- Scientific name： Chamaeleo jacksonii
- Breeding season：all year around
Jackson’s chameleon, Jackson’s horned chameleon, three-horned chameleon, or Kikuyu three-horned chameleon (Trioceros jacksonii) is a species of chameleon (family Chamaeleonidae) native to East Africa, but also introduced to Hawaii, Florida, and California.
Jackson’s chameleons are sometimes called three-horned chameleons because males possess three brown horns: one on the nose (the rostral horn) and one above each superior orbital ridge above the eyes (preocular horns), somewhat reminiscent of the ceratopsid dinosaur genus Triceratops. The females generally have no horns, or instead have traces of the rostral horn (in the subspecies T. j. jacksonii and T. j. merumontanus). The coloring is usually bright green, with some individual animals having traces of blue and yellow, but like all chameleons, they change color quickly depending on mood, health, and temperature.

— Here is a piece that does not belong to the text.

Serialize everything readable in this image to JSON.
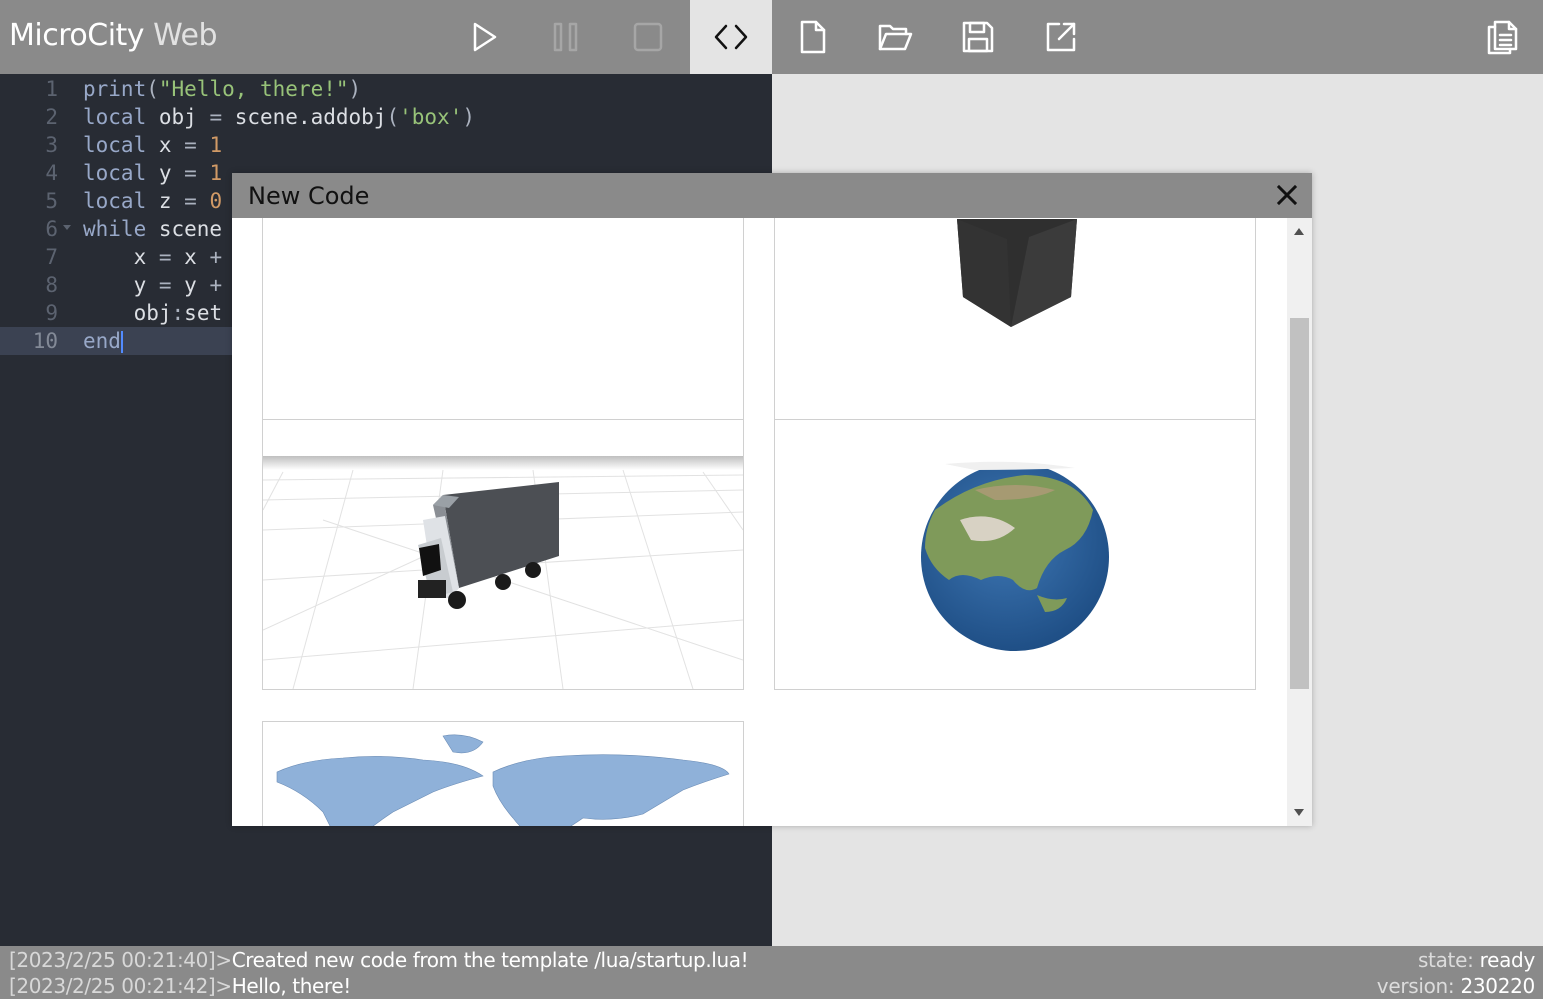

This is a small to medium-sized chameleon. Adult males reach a total length (including tail) of up to 38 cm (15 in) and females up to 25 cm (10 in), but more typical lengths are 15 to 25 cm (6 to 10 in). It has a saw-tooth shaped dorsal ridge and no gular crest. It attains sexual maturity after five months. The lifespan is variable, with males generally living longer than females.

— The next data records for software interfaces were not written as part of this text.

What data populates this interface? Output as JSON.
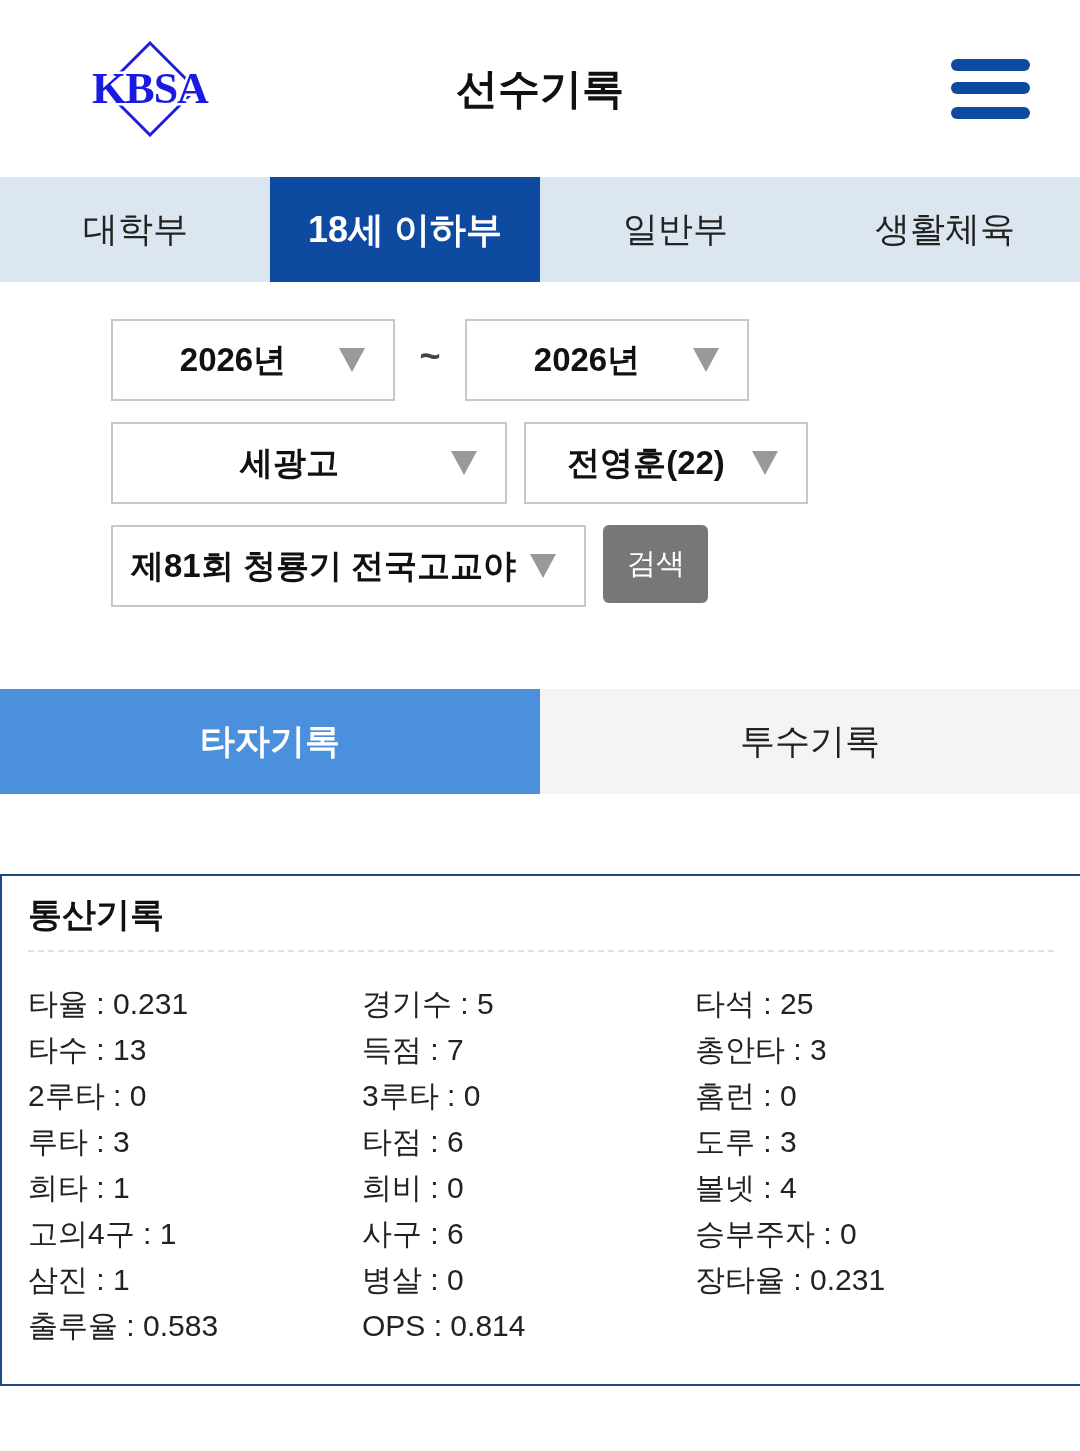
{
  "header": {
    "logo_text": "KBSA",
    "title": "선수기록"
  },
  "division_tabs": [
    {
      "label": "대학부",
      "selected": false
    },
    {
      "label": "18세 이하부",
      "selected": true
    },
    {
      "label": "일반부",
      "selected": false
    },
    {
      "label": "생활체육",
      "selected": false
    }
  ],
  "filters": {
    "year_from": "2026년",
    "range_separator": "~",
    "year_to": "2026년",
    "team": "세광고",
    "player": "전영훈(22)",
    "tournament": "제81회 청룡기 전국고교야",
    "search_button": "검색"
  },
  "record_tabs": [
    {
      "label": "타자기록",
      "selected": true
    },
    {
      "label": "투수기록",
      "selected": false
    }
  ],
  "career_stats": {
    "title": "통산기록",
    "items": [
      "타율 : 0.231",
      "경기수 : 5",
      "타석 : 25",
      "타수 : 13",
      "득점 : 7",
      "총안타 : 3",
      "2루타 : 0",
      "3루타 : 0",
      "홈런 : 0",
      "루타 : 3",
      "타점 : 6",
      "도루 : 3",
      "희타 : 1",
      "희비 : 0",
      "볼넷 : 4",
      "고의4구 : 1",
      "사구 : 6",
      "승부주자 : 0",
      "삼진 : 1",
      "병살 : 0",
      "장타율 : 0.231",
      "출루율 : 0.583",
      "OPS : 0.814"
    ]
  }
}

The largest subspecies of Jackson’s chameleon is T. j. xantholophus, which has been captively bred since the 1980s.